Dataset excerpts: Begin

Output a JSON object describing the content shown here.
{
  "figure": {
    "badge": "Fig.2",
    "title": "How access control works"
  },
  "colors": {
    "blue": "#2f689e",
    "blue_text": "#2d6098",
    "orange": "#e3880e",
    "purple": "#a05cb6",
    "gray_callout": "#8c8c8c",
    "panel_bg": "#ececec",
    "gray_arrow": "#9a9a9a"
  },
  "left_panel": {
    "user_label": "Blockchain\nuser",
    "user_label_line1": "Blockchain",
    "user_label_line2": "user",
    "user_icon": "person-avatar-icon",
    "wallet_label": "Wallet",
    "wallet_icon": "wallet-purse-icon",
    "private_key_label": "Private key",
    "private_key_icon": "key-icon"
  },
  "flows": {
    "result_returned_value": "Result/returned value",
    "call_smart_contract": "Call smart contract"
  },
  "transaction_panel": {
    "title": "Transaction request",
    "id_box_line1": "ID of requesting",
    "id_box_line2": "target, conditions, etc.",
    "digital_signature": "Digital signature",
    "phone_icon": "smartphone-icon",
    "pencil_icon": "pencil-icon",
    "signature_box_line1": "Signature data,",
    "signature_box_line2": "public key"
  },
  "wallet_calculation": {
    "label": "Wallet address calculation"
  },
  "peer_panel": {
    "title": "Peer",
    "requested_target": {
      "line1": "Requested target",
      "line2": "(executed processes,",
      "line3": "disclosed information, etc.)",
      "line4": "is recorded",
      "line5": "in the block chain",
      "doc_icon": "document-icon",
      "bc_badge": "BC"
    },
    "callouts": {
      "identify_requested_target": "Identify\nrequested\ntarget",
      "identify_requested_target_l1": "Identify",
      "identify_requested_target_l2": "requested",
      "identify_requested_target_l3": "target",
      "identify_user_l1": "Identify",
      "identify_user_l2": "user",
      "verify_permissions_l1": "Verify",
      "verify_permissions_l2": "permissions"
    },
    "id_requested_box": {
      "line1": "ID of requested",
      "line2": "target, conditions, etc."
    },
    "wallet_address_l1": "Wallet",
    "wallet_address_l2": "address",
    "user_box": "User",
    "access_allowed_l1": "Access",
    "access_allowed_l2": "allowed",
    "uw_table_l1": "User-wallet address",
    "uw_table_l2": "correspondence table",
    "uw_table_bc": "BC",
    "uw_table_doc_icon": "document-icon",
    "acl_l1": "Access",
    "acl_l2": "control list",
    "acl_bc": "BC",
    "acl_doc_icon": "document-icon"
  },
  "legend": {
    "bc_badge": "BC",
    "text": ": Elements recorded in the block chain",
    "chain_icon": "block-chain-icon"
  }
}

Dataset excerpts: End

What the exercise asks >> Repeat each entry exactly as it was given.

Solution to this task >>
Output a JSON object describing the content shown here.
{
  "figure": {
    "badge": "Fig.2",
    "title": "How access control works"
  },
  "colors": {
    "blue": "#2f689e",
    "blue_text": "#2d6098",
    "orange": "#e3880e",
    "purple": "#a05cb6",
    "gray_callout": "#8c8c8c",
    "panel_bg": "#ececec",
    "gray_arrow": "#9a9a9a"
  },
  "left_panel": {
    "user_label": "Blockchain\nuser",
    "user_label_line1": "Blockchain",
    "user_label_line2": "user",
    "user_icon": "person-avatar-icon",
    "wallet_label": "Wallet",
    "wallet_icon": "wallet-purse-icon",
    "private_key_label": "Private key",
    "private_key_icon": "key-icon"
  },
  "flows": {
    "result_returned_value": "Result/returned value",
    "call_smart_contract": "Call smart contract"
  },
  "transaction_panel": {
    "title": "Transaction request",
    "id_box_line1": "ID of requesting",
    "id_box_line2": "target, conditions, etc.",
    "digital_signature": "Digital signature",
    "phone_icon": "smartphone-icon",
    "pencil_icon": "pencil-icon",
    "signature_box_line1": "Signature data,",
    "signature_box_line2": "public key"
  },
  "wallet_calculation": {
    "label": "Wallet address calculation"
  },
  "peer_panel": {
    "title": "Peer",
    "requested_target": {
      "line1": "Requested target",
      "line2": "(executed processes,",
      "line3": "disclosed information, etc.)",
      "line4": "is recorded",
      "line5": "in the block chain",
      "doc_icon": "document-icon",
      "bc_badge": "BC"
    },
    "callouts": {
      "identify_requested_target": "Identify\nrequested\ntarget",
      "identify_requested_target_l1": "Identify",
      "identify_requested_target_l2": "requested",
      "identify_requested_target_l3": "target",
      "identify_user_l1": "Identify",
      "identify_user_l2": "user",
      "verify_permissions_l1": "Verify",
      "verify_permissions_l2": "permissions"
    },
    "id_requested_box": {
      "line1": "ID of requested",
      "line2": "target, conditions, etc."
    },
    "wallet_address_l1": "Wallet",
    "wallet_address_l2": "address",
    "user_box": "User",
    "access_allowed_l1": "Access",
    "access_allowed_l2": "allowed",
    "uw_table_l1": "User-wallet address",
    "uw_table_l2": "correspondence table",
    "uw_table_bc": "BC",
    "uw_table_doc_icon": "document-icon",
    "acl_l1": "Access",
    "acl_l2": "control list",
    "acl_bc": "BC",
    "acl_doc_icon": "document-icon"
  },
  "legend": {
    "bc_badge": "BC",
    "text": ": Elements recorded in the block chain",
    "chain_icon": "block-chain-icon"
  }
}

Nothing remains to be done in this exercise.